Researchers at Virginia Tech and Brown University published a study of the musical taste patterns of older adults and the positive role music can play in their care.
Data used in this study came from the Survey of Public Participation in the Arts; respondents were asked about their participation at art events and at musical, dance, and theater productions. The researchers utilized data from this cross-sectional survey from the years 1982, 1992, and 2002. This survey demonstrated that musical tastes tend to narrow during old age. Older adults tended to limit their musical preferences later in life, with the oldest adults being less likely to report diverse consumption patterns of music, despite in earlier years reporting a broader range of consumption. The five most popular forms of music for older adults were big band, country, hymns/gospel, classical/chamber, and mood/easy listening. After age 54, the consumption of newly emerging music dramatically drops off.
The implications of these findings relate to the role that music plays in old age. Most people, older adults included, utilize various forms of cultural capital as a means to decide who they associate with, what groups to join, and what to include in their conversations. The same is true with music. If service providers embed musical programs into their offerings that don’t resonate with older adults, they’ll turn off and look elsewhere for social opportunities. Aging services providers stand to benefit by paying close attention to the musical preferences of their customers.

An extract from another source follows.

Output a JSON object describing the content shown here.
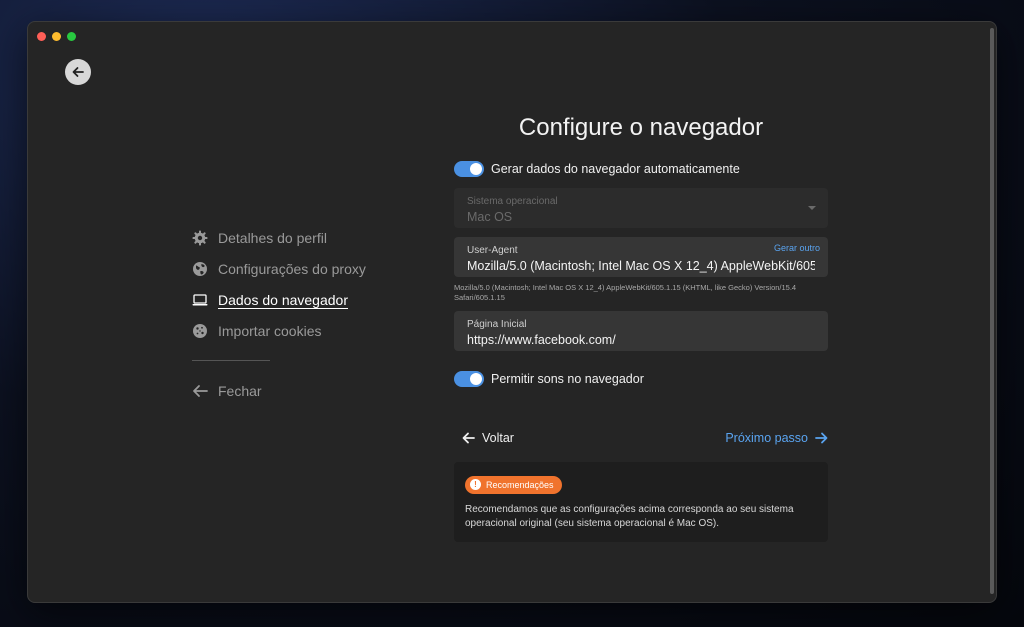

Source: Harrison, J. Ryan, J. Musical Taste and Aging. Ageing and Society 30: 649-669.